At age 12, Evelyn Glennie decided to become a percussionist. Not unusual in itself, but Evelyn was deaf. When she decided to become a SOLO percussionist, people really tried to dissuade her, because few people had ever done that. But Evelyn was determined and pressed on because she could sense music through her hands and feet. She’s now an acclaimed world performer on drums, bells, marimba, cymbals and piano.
Gary Larson, the Far Side cartoonist loves playing jazz guitar. He says playing music is just about the most important thing in the world for him, and he tries to practice every day. When he started cartooning, he knew what he wanted to draw, but his hand had other ideas. So he drew a little every day for quite a while. He says the mistakes he made – the really bad, embarrassing cartoons – were an important part of his discovery process. So he knows when he plays wrong musical notes, that’s what’s SUPPOSED to happen while he’s learning.
The bottom line for me is that this book gave me insights into my own practice and how I can make it more fun and interesting for both myself and my students.
There are lots of nice insights from such people as flutist James Galway, trumpet player Wynton Marsalis, pianist Andre Watts, sax player Joshua Redman and violinist Joshua Bell. Add to that tips from many teens who enjoy music and you’ve got a book that will spur you on to your own fun in playing.

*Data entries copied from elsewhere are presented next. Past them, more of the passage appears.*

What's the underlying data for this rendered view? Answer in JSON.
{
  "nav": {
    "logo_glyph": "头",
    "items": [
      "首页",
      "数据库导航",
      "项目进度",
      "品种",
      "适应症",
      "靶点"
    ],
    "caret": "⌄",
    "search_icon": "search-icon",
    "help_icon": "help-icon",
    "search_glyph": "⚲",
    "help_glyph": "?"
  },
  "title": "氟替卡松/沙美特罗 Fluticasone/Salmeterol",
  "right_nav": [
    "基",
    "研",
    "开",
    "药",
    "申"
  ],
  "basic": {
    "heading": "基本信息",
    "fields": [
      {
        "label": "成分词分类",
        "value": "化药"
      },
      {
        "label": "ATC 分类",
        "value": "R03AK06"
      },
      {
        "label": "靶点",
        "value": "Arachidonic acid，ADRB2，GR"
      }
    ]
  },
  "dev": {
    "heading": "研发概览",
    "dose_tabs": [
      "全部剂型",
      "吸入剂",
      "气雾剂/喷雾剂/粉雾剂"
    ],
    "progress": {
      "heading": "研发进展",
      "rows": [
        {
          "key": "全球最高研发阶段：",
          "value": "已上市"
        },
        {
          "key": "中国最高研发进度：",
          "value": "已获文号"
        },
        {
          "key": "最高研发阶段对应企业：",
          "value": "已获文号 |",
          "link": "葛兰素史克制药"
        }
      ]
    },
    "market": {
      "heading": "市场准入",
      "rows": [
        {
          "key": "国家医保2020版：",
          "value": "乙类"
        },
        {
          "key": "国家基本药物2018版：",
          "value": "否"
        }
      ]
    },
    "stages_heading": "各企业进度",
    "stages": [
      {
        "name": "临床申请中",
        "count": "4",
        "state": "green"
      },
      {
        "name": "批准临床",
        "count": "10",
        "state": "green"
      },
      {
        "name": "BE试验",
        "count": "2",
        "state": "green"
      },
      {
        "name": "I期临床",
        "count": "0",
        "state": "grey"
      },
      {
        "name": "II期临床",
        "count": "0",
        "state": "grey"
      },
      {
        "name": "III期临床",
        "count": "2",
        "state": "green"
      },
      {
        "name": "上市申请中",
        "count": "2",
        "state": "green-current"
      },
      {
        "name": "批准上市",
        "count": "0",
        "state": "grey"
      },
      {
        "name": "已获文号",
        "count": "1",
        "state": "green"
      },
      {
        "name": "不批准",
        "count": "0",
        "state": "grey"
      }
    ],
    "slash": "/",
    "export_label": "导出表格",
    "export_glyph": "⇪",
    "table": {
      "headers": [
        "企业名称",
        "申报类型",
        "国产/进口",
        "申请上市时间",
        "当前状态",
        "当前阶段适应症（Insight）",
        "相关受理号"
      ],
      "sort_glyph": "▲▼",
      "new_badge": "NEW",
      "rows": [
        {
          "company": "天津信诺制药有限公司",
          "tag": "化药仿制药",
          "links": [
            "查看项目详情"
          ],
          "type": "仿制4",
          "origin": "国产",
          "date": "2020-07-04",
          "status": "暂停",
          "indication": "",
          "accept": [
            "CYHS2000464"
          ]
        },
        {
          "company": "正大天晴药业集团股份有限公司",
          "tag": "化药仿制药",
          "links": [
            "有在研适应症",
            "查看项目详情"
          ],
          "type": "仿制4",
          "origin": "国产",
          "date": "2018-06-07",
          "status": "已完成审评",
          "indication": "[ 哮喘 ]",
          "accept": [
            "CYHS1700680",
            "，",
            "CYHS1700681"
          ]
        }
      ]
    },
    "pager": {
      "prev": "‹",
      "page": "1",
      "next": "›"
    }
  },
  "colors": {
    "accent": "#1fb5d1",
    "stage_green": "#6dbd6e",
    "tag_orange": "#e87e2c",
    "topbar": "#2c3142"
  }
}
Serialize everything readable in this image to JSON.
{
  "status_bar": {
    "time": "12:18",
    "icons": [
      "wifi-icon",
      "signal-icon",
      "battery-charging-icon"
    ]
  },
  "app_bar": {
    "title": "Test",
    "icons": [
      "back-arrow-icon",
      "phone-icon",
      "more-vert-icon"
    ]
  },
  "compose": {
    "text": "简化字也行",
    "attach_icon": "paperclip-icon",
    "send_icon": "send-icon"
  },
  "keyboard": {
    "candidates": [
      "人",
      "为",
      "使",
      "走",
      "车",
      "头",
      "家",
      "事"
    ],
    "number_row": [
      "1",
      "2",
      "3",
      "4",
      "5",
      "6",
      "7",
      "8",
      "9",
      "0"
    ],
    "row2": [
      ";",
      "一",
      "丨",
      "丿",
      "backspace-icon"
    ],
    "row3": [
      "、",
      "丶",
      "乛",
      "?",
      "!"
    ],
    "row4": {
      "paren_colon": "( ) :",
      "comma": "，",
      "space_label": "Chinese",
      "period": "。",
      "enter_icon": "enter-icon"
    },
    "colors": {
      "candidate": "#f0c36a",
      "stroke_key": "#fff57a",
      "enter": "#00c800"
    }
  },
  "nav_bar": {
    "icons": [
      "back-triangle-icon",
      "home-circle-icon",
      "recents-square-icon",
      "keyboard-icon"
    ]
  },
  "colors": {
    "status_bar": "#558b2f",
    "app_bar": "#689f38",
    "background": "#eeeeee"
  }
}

This is one book I highly recommend. You can find The Young Musician’s Survival Guide at Amazon.com.
BellaOnline’s Musician Editor